**Records supplied:**

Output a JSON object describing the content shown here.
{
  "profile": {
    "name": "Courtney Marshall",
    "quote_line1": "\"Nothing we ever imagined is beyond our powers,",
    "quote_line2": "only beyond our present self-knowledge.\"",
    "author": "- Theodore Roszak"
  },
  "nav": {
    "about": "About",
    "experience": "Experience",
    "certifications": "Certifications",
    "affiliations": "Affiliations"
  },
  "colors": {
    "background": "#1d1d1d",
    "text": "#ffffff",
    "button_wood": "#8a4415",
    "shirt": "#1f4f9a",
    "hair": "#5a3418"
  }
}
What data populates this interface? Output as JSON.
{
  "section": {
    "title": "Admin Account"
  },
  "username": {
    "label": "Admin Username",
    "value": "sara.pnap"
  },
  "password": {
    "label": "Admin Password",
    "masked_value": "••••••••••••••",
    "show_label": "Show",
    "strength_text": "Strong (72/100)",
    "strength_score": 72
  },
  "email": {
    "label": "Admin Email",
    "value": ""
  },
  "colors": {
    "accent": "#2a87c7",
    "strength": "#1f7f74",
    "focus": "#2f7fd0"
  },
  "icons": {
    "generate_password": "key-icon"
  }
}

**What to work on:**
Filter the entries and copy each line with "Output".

**Response to the exercise:**
Output a JSON object describing the content shown here.
What data populates this interface? Output as JSON.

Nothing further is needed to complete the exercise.